The major Labana clans/gots include Ghotra or Ajrawat, Bawa, Baghyana,Gujjar', Ghotra Lakhman, Multani, Labana, Sujlana, Maniani, Chaniana and Gahra (most of the Gahra's belong to Nangal Labana,Mari-Tanda, Jaid). Other Clans are Badwalie, Belia, bakhelia, Bhagtaun, bharpoda, Bhonie, Khatedia, Dahgre, Danie, Dara Shah, Datla, Dhandsi, Dharim, Dotal, Fatra, Fidda, Gojalia, Gujjarwal , Jullon, jTatra,karsana, Kankanya, Kharrie, Khera, Khasria, Kulwana, Lahoriae, Lavana, Lulia, Makhan Shahi, Manhani/Maniani, Mathoan, mathaunie, Mochie, Nanaut, Narowal, Padurgi, Palsiya,Parwal, Pelia, TAdra, tarheem, tagarya, Vakhil, Wamial, Wamowal, Lalia, Azrot, Purbia, Tharimia, Ghare.karsana is not a common clan.They are from tahli village and are now found in nizampur village of distt kapurthala

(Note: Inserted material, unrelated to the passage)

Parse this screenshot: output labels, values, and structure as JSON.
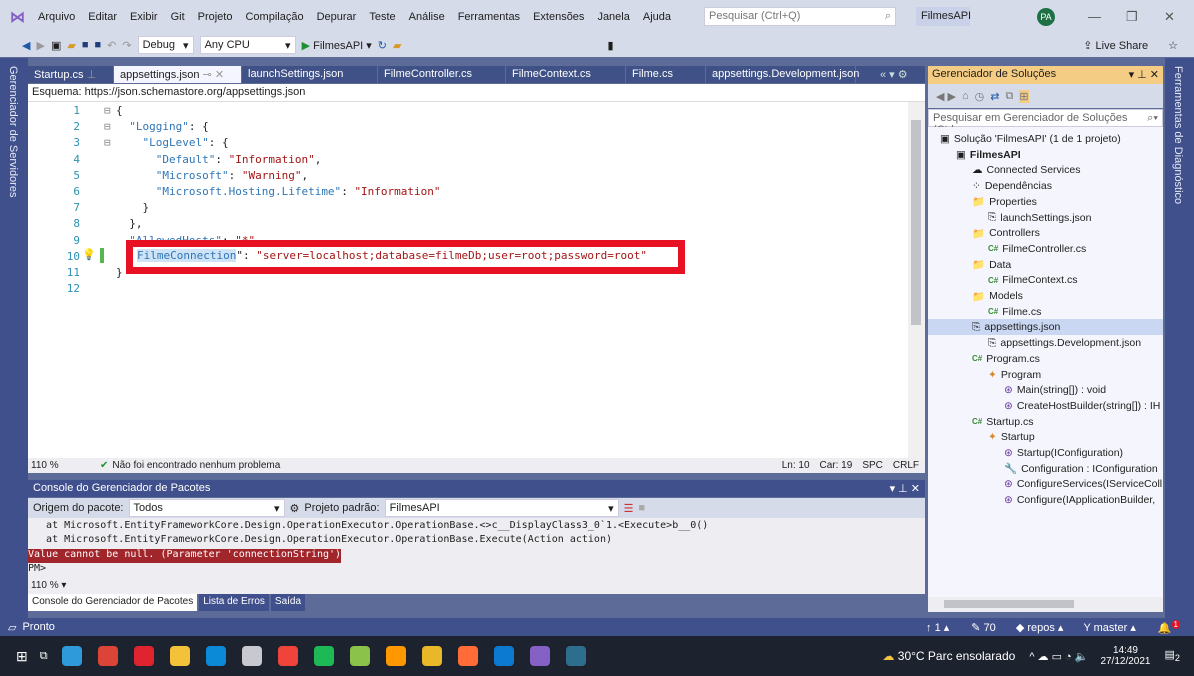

Labana personalities[edit]

Makhan Shah Labana,Sukhwinder Singh Ghotra (Bollywood Singer), Mela Shah, Sant Baba Prem Singh Ji, Bibi Jagir Kaur. Balwinder Singh Fiddu (or Fidda) [14][15]

See also[edit]

References[edit]

  1. ^ Transformation of the Sikh Society (Ethene K. Marenco) p. 120
  2. ^ Studies on military transport By George Armand Furse P. 215
  3. ^ a b c History Of The Later Harappans And Silpakara Movement. History Of The Later Harappans And Silpakara Movement. Gyan Publishing House. p. 268. 
  4. ^ a b Supplement to the glossary of Indian terms. Supplement to the glossary of Indian terms. Henry Miers Elliot. p. 110. 
  5. ^ a b The Indian Encyclopaedia. The Indian Encyclopaedia. Genesis Publishing Pvt Ltd,. p. 629. 
  6. ^ Raj Kumar (1 Jan 2008). Encyclopaedia Of Untouchables : Modern. Kalpaz Publications. p. 380. ISBN 81-7835-664-3. Retrieved 26 July 2010. 
  7. ^ SGPC Parkash. Gurmat Parkash. SGPC. p. 80. ISBN 81-7835-664-3. 
  8. ^ Sakhi 72, Bhai Bala Janamsakhi
  9. ^ Sikh Heritage
  10. ^ Bhai Bala Janamsakhi
  11. ^ Mahankosh, Bhai Kahn Singh Nabha, Page 949
  12. ^ Punjab di Lobana Biradar, Dr. Jaswant Singh
  13. ^ Dr Jaswant Singh,Panjab di Lubana Bradri,(1849-1947)
  14. ^ http://www.harjitinternational.com/Photos/Old/gallery1/image8.htm
  15. ^ http://www.kabaddi.org/kabaddi/index.php?option=com_wrapper&view=wrapper&Itemid=87

External links[edit]